[Work order]
Please return all of the records verbatim, with the pictures omitted.

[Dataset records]
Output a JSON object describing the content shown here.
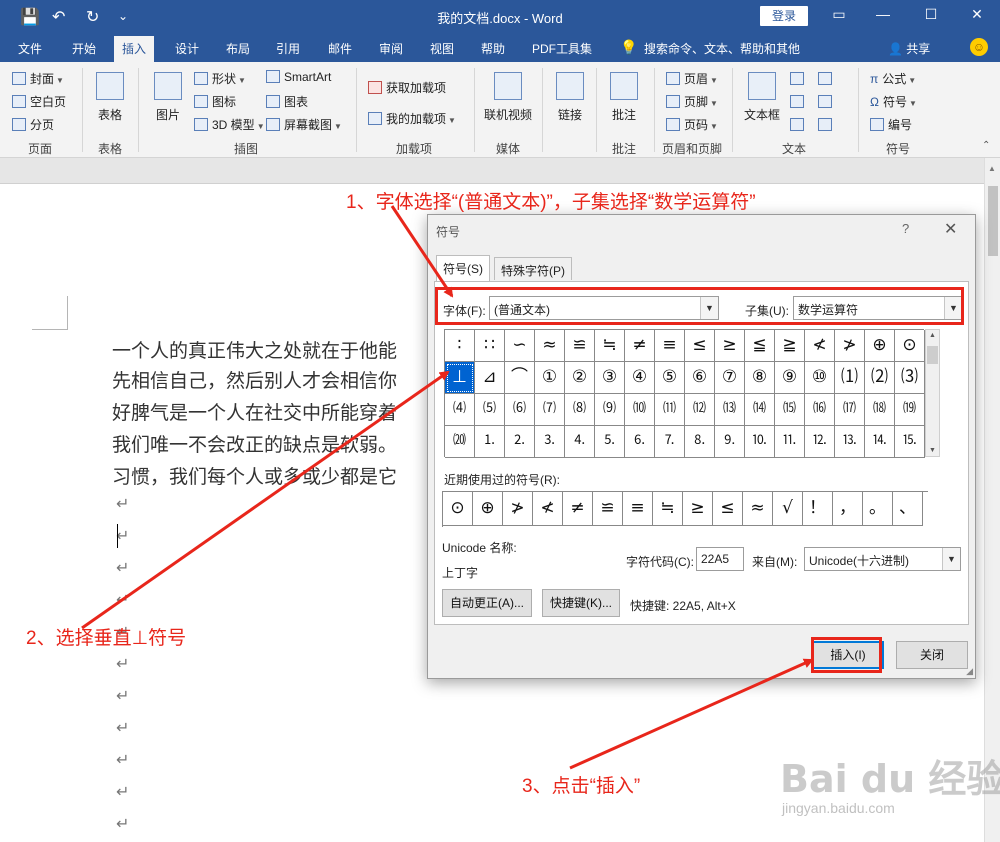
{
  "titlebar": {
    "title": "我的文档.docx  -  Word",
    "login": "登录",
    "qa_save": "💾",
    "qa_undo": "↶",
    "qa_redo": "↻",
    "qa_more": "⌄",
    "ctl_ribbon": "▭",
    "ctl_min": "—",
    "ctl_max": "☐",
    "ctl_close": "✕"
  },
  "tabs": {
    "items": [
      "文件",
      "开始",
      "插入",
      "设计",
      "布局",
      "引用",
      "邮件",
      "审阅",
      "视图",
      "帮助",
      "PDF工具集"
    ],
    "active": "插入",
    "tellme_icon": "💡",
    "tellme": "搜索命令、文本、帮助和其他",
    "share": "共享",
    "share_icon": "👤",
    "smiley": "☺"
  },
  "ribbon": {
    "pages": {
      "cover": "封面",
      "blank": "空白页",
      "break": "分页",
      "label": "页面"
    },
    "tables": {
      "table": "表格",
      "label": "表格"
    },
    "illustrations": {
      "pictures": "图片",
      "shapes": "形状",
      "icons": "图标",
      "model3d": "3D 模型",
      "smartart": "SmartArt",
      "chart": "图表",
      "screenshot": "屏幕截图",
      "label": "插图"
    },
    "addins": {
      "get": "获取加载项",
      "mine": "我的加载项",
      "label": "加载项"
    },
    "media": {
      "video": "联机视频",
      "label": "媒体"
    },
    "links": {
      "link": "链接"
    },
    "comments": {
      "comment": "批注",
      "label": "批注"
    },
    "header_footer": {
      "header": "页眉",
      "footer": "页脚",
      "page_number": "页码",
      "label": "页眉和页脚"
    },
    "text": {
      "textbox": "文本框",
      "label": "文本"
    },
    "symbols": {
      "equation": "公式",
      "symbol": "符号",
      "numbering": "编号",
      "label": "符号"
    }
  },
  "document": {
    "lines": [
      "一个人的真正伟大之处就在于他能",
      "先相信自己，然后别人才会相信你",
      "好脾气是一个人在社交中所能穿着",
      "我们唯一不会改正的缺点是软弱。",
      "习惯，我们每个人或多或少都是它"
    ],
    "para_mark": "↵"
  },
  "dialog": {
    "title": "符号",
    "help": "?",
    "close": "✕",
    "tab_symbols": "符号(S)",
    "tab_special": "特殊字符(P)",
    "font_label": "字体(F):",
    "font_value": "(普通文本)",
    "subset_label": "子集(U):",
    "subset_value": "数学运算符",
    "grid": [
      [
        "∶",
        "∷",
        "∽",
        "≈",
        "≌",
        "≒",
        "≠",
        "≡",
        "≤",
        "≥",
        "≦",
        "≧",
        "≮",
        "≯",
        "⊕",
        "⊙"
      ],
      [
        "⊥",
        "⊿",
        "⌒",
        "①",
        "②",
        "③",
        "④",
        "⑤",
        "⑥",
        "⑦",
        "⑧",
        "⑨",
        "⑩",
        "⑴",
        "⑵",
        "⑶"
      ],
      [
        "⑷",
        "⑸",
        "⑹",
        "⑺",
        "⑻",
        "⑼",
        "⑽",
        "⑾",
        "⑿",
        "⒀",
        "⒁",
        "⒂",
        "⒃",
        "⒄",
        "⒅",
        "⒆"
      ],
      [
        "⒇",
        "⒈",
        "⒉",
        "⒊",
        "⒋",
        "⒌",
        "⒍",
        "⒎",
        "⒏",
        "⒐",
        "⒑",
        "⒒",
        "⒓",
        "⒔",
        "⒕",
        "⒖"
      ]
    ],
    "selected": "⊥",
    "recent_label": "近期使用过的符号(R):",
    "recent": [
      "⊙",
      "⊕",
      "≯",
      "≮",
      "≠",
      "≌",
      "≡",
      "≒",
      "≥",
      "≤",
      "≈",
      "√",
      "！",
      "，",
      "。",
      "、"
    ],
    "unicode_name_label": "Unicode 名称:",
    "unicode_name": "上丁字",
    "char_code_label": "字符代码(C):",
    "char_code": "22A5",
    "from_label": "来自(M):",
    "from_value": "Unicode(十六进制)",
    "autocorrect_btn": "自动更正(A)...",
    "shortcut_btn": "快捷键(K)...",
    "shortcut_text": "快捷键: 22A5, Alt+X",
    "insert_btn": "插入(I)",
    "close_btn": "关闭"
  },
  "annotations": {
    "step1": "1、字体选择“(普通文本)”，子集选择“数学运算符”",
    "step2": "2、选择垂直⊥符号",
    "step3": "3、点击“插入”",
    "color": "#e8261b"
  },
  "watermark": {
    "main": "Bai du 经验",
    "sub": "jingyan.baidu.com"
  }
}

[Exercise output]
Output a JSON object describing the content shown here.
{
  "titlebar": {
    "title": "我的文档.docx  -  Word",
    "login": "登录",
    "qa_save": "💾",
    "qa_undo": "↶",
    "qa_redo": "↻",
    "qa_more": "⌄",
    "ctl_ribbon": "▭",
    "ctl_min": "—",
    "ctl_max": "☐",
    "ctl_close": "✕"
  },
  "tabs": {
    "items": [
      "文件",
      "开始",
      "插入",
      "设计",
      "布局",
      "引用",
      "邮件",
      "审阅",
      "视图",
      "帮助",
      "PDF工具集"
    ],
    "active": "插入",
    "tellme_icon": "💡",
    "tellme": "搜索命令、文本、帮助和其他",
    "share": "共享",
    "share_icon": "👤",
    "smiley": "☺"
  },
  "ribbon": {
    "pages": {
      "cover": "封面",
      "blank": "空白页",
      "break": "分页",
      "label": "页面"
    },
    "tables": {
      "table": "表格",
      "label": "表格"
    },
    "illustrations": {
      "pictures": "图片",
      "shapes": "形状",
      "icons": "图标",
      "model3d": "3D 模型",
      "smartart": "SmartArt",
      "chart": "图表",
      "screenshot": "屏幕截图",
      "label": "插图"
    },
    "addins": {
      "get": "获取加载项",
      "mine": "我的加载项",
      "label": "加载项"
    },
    "media": {
      "video": "联机视频",
      "label": "媒体"
    },
    "links": {
      "link": "链接"
    },
    "comments": {
      "comment": "批注",
      "label": "批注"
    },
    "header_footer": {
      "header": "页眉",
      "footer": "页脚",
      "page_number": "页码",
      "label": "页眉和页脚"
    },
    "text": {
      "textbox": "文本框",
      "label": "文本"
    },
    "symbols": {
      "equation": "公式",
      "symbol": "符号",
      "numbering": "编号",
      "label": "符号"
    }
  },
  "document": {
    "lines": [
      "一个人的真正伟大之处就在于他能",
      "先相信自己，然后别人才会相信你",
      "好脾气是一个人在社交中所能穿着",
      "我们唯一不会改正的缺点是软弱。",
      "习惯，我们每个人或多或少都是它"
    ],
    "para_mark": "↵"
  },
  "dialog": {
    "title": "符号",
    "help": "?",
    "close": "✕",
    "tab_symbols": "符号(S)",
    "tab_special": "特殊字符(P)",
    "font_label": "字体(F):",
    "font_value": "(普通文本)",
    "subset_label": "子集(U):",
    "subset_value": "数学运算符",
    "grid": [
      [
        "∶",
        "∷",
        "∽",
        "≈",
        "≌",
        "≒",
        "≠",
        "≡",
        "≤",
        "≥",
        "≦",
        "≧",
        "≮",
        "≯",
        "⊕",
        "⊙"
      ],
      [
        "⊥",
        "⊿",
        "⌒",
        "①",
        "②",
        "③",
        "④",
        "⑤",
        "⑥",
        "⑦",
        "⑧",
        "⑨",
        "⑩",
        "⑴",
        "⑵",
        "⑶"
      ],
      [
        "⑷",
        "⑸",
        "⑹",
        "⑺",
        "⑻",
        "⑼",
        "⑽",
        "⑾",
        "⑿",
        "⒀",
        "⒁",
        "⒂",
        "⒃",
        "⒄",
        "⒅",
        "⒆"
      ],
      [
        "⒇",
        "⒈",
        "⒉",
        "⒊",
        "⒋",
        "⒌",
        "⒍",
        "⒎",
        "⒏",
        "⒐",
        "⒑",
        "⒒",
        "⒓",
        "⒔",
        "⒕",
        "⒖"
      ]
    ],
    "selected": "⊥",
    "recent_label": "近期使用过的符号(R):",
    "recent": [
      "⊙",
      "⊕",
      "≯",
      "≮",
      "≠",
      "≌",
      "≡",
      "≒",
      "≥",
      "≤",
      "≈",
      "√",
      "！",
      "，",
      "。",
      "、"
    ],
    "unicode_name_label": "Unicode 名称:",
    "unicode_name": "上丁字",
    "char_code_label": "字符代码(C):",
    "char_code": "22A5",
    "from_label": "来自(M):",
    "from_value": "Unicode(十六进制)",
    "autocorrect_btn": "自动更正(A)...",
    "shortcut_btn": "快捷键(K)...",
    "shortcut_text": "快捷键: 22A5, Alt+X",
    "insert_btn": "插入(I)",
    "close_btn": "关闭"
  },
  "annotations": {
    "step1": "1、字体选择“(普通文本)”，子集选择“数学运算符”",
    "step2": "2、选择垂直⊥符号",
    "step3": "3、点击“插入”",
    "color": "#e8261b"
  },
  "watermark": {
    "main": "Bai du 经验",
    "sub": "jingyan.baidu.com"
  }
}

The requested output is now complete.